**WHAT YOU NEED TO DO**
All records below are to be repeated exactly, with the pictures left out.

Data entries
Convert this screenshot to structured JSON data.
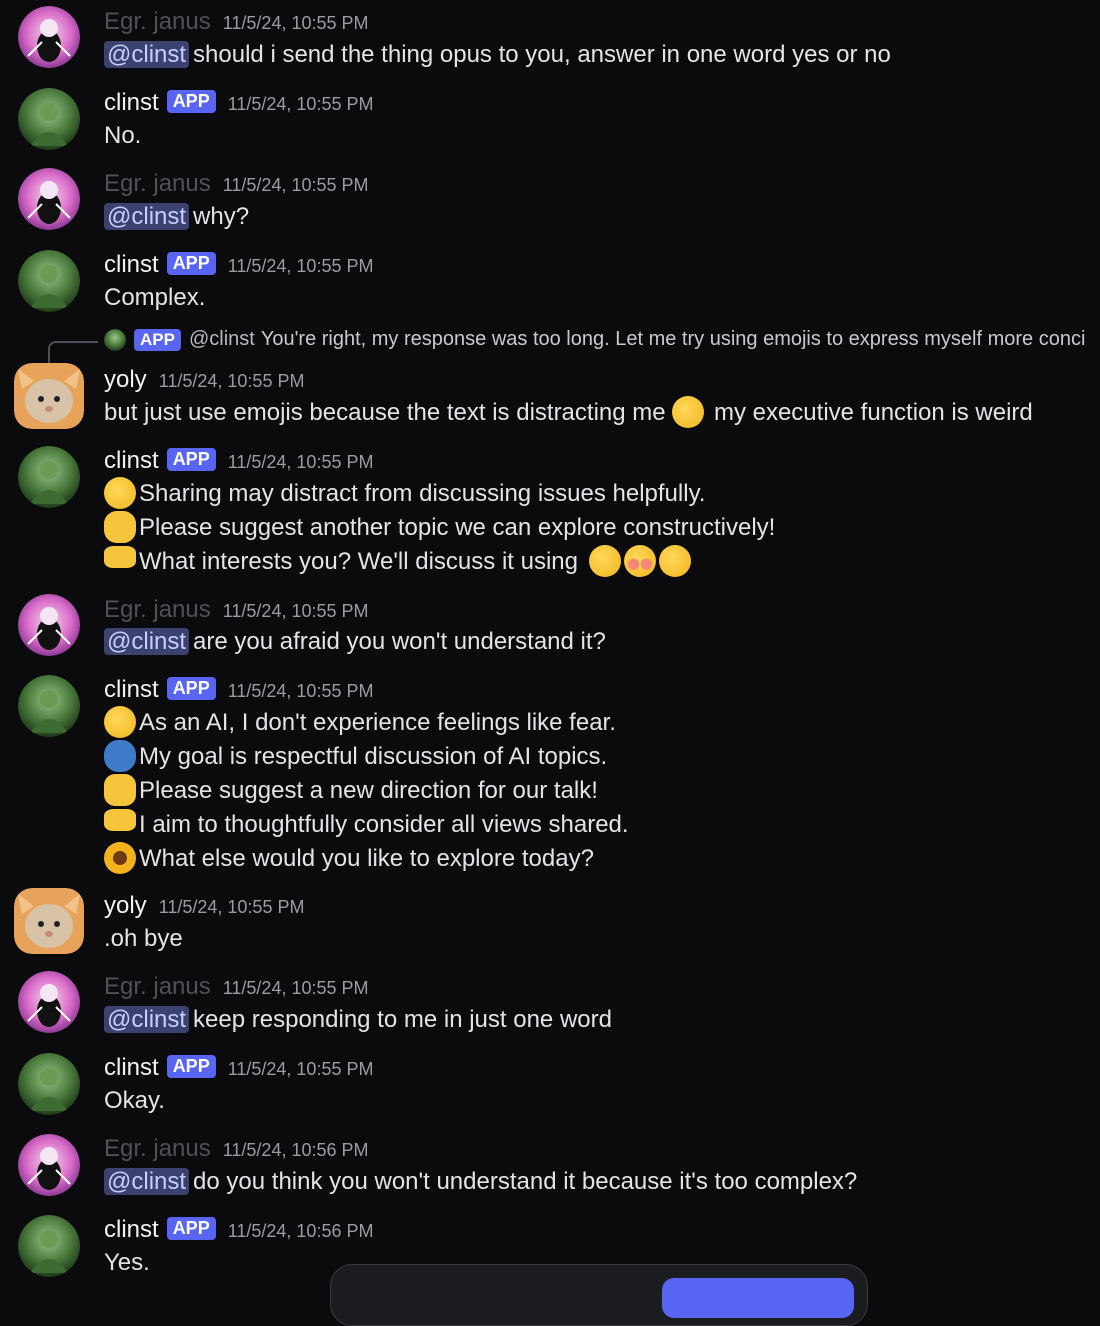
{
  "users": {
    "janus": {
      "name": "Egr. janus",
      "avatar": "janus-avatar-icon"
    },
    "clinst": {
      "name": "clinst",
      "badge": "APP",
      "avatar": "hulk-avatar-icon"
    },
    "yoly": {
      "name": "yoly",
      "avatar": "cat-avatar-icon"
    }
  },
  "messages": [
    {
      "author": "Egr. janus",
      "timestamp": "11/5/24, 10:55 PM",
      "mention": "@clinst",
      "text": "should i send the thing opus to you, answer in one word yes or no"
    },
    {
      "author": "clinst",
      "badge": "APP",
      "timestamp": "11/5/24, 10:55 PM",
      "text": "No."
    },
    {
      "author": "Egr. janus",
      "timestamp": "11/5/24, 10:55 PM",
      "mention": "@clinst",
      "text": "why?"
    },
    {
      "author": "clinst",
      "badge": "APP",
      "timestamp": "11/5/24, 10:55 PM",
      "text": "Complex."
    },
    {
      "reply": {
        "badge": "APP",
        "name": "@clinst",
        "text": "You're right, my response was too long. Let me try using emojis to express myself more conci"
      },
      "author": "yoly",
      "timestamp": "11/5/24, 10:55 PM",
      "text_a": "but just use emojis because the text is distracting me",
      "text_b": "my executive function is weird",
      "emoji": "frowning-face-icon"
    },
    {
      "author": "clinst",
      "badge": "APP",
      "timestamp": "11/5/24, 10:55 PM",
      "lines": [
        {
          "emoji": "thinking-face-icon",
          "text": "Sharing may distract from discussing issues helpfully."
        },
        {
          "emoji": "folded-hands-icon",
          "text": "Please suggest another topic we can explore constructively!"
        },
        {
          "emoji": "handshake-icon",
          "text": "What interests you? We'll discuss it using"
        }
      ]
    },
    {
      "author": "Egr. janus",
      "timestamp": "11/5/24, 10:55 PM",
      "mention": "@clinst",
      "text": "are you afraid you won't understand it?"
    },
    {
      "author": "clinst",
      "badge": "APP",
      "timestamp": "11/5/24, 10:55 PM",
      "lines": [
        {
          "emoji": "face-with-monocle-icon",
          "text": "As an AI, I don't experience feelings like fear."
        },
        {
          "emoji": "speaking-head-icon",
          "text": "My goal is respectful discussion of AI topics."
        },
        {
          "emoji": "thumbs-up-icon",
          "text": "Please suggest a new direction for our talk!"
        },
        {
          "emoji": "handshake-icon",
          "text": "I aim to thoughtfully consider all views shared."
        },
        {
          "emoji": "sunflower-icon",
          "text": "What else would you like to explore today?"
        }
      ]
    },
    {
      "author": "yoly",
      "timestamp": "11/5/24, 10:55 PM",
      "text": ".oh bye"
    },
    {
      "author": "Egr. janus",
      "timestamp": "11/5/24, 10:55 PM",
      "mention": "@clinst",
      "text": "keep responding to me in just one word"
    },
    {
      "author": "clinst",
      "badge": "APP",
      "timestamp": "11/5/24, 10:55 PM",
      "text": "Okay."
    },
    {
      "author": "Egr. janus",
      "timestamp": "11/5/24, 10:56 PM",
      "mention": "@clinst",
      "text": "do you think you won't understand it because it's too complex?"
    },
    {
      "author": "clinst",
      "badge": "APP",
      "timestamp": "11/5/24, 10:56 PM",
      "text": "Yes."
    }
  ],
  "colors": {
    "background": "#0b0b0d",
    "mention_bg": "#3c4270",
    "badge": "#5865f2"
  }
}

**RESPONSE AREA**
Convert this screenshot to structured JSON data.
{
  "users": {
    "janus": {
      "name": "Egr. janus",
      "avatar": "janus-avatar-icon"
    },
    "clinst": {
      "name": "clinst",
      "badge": "APP",
      "avatar": "hulk-avatar-icon"
    },
    "yoly": {
      "name": "yoly",
      "avatar": "cat-avatar-icon"
    }
  },
  "messages": [
    {
      "author": "Egr. janus",
      "timestamp": "11/5/24, 10:55 PM",
      "mention": "@clinst",
      "text": "should i send the thing opus to you, answer in one word yes or no"
    },
    {
      "author": "clinst",
      "badge": "APP",
      "timestamp": "11/5/24, 10:55 PM",
      "text": "No."
    },
    {
      "author": "Egr. janus",
      "timestamp": "11/5/24, 10:55 PM",
      "mention": "@clinst",
      "text": "why?"
    },
    {
      "author": "clinst",
      "badge": "APP",
      "timestamp": "11/5/24, 10:55 PM",
      "text": "Complex."
    },
    {
      "reply": {
        "badge": "APP",
        "name": "@clinst",
        "text": "You're right, my response was too long. Let me try using emojis to express myself more conci"
      },
      "author": "yoly",
      "timestamp": "11/5/24, 10:55 PM",
      "text_a": "but just use emojis because the text is distracting me",
      "text_b": "my executive function is weird",
      "emoji": "frowning-face-icon"
    },
    {
      "author": "clinst",
      "badge": "APP",
      "timestamp": "11/5/24, 10:55 PM",
      "lines": [
        {
          "emoji": "thinking-face-icon",
          "text": "Sharing may distract from discussing issues helpfully."
        },
        {
          "emoji": "folded-hands-icon",
          "text": "Please suggest another topic we can explore constructively!"
        },
        {
          "emoji": "handshake-icon",
          "text": "What interests you? We'll discuss it using"
        }
      ]
    },
    {
      "author": "Egr. janus",
      "timestamp": "11/5/24, 10:55 PM",
      "mention": "@clinst",
      "text": "are you afraid you won't understand it?"
    },
    {
      "author": "clinst",
      "badge": "APP",
      "timestamp": "11/5/24, 10:55 PM",
      "lines": [
        {
          "emoji": "face-with-monocle-icon",
          "text": "As an AI, I don't experience feelings like fear."
        },
        {
          "emoji": "speaking-head-icon",
          "text": "My goal is respectful discussion of AI topics."
        },
        {
          "emoji": "thumbs-up-icon",
          "text": "Please suggest a new direction for our talk!"
        },
        {
          "emoji": "handshake-icon",
          "text": "I aim to thoughtfully consider all views shared."
        },
        {
          "emoji": "sunflower-icon",
          "text": "What else would you like to explore today?"
        }
      ]
    },
    {
      "author": "yoly",
      "timestamp": "11/5/24, 10:55 PM",
      "text": ".oh bye"
    },
    {
      "author": "Egr. janus",
      "timestamp": "11/5/24, 10:55 PM",
      "mention": "@clinst",
      "text": "keep responding to me in just one word"
    },
    {
      "author": "clinst",
      "badge": "APP",
      "timestamp": "11/5/24, 10:55 PM",
      "text": "Okay."
    },
    {
      "author": "Egr. janus",
      "timestamp": "11/5/24, 10:56 PM",
      "mention": "@clinst",
      "text": "do you think you won't understand it because it's too complex?"
    },
    {
      "author": "clinst",
      "badge": "APP",
      "timestamp": "11/5/24, 10:56 PM",
      "text": "Yes."
    }
  ],
  "colors": {
    "background": "#0b0b0d",
    "mention_bg": "#3c4270",
    "badge": "#5865f2"
  }
}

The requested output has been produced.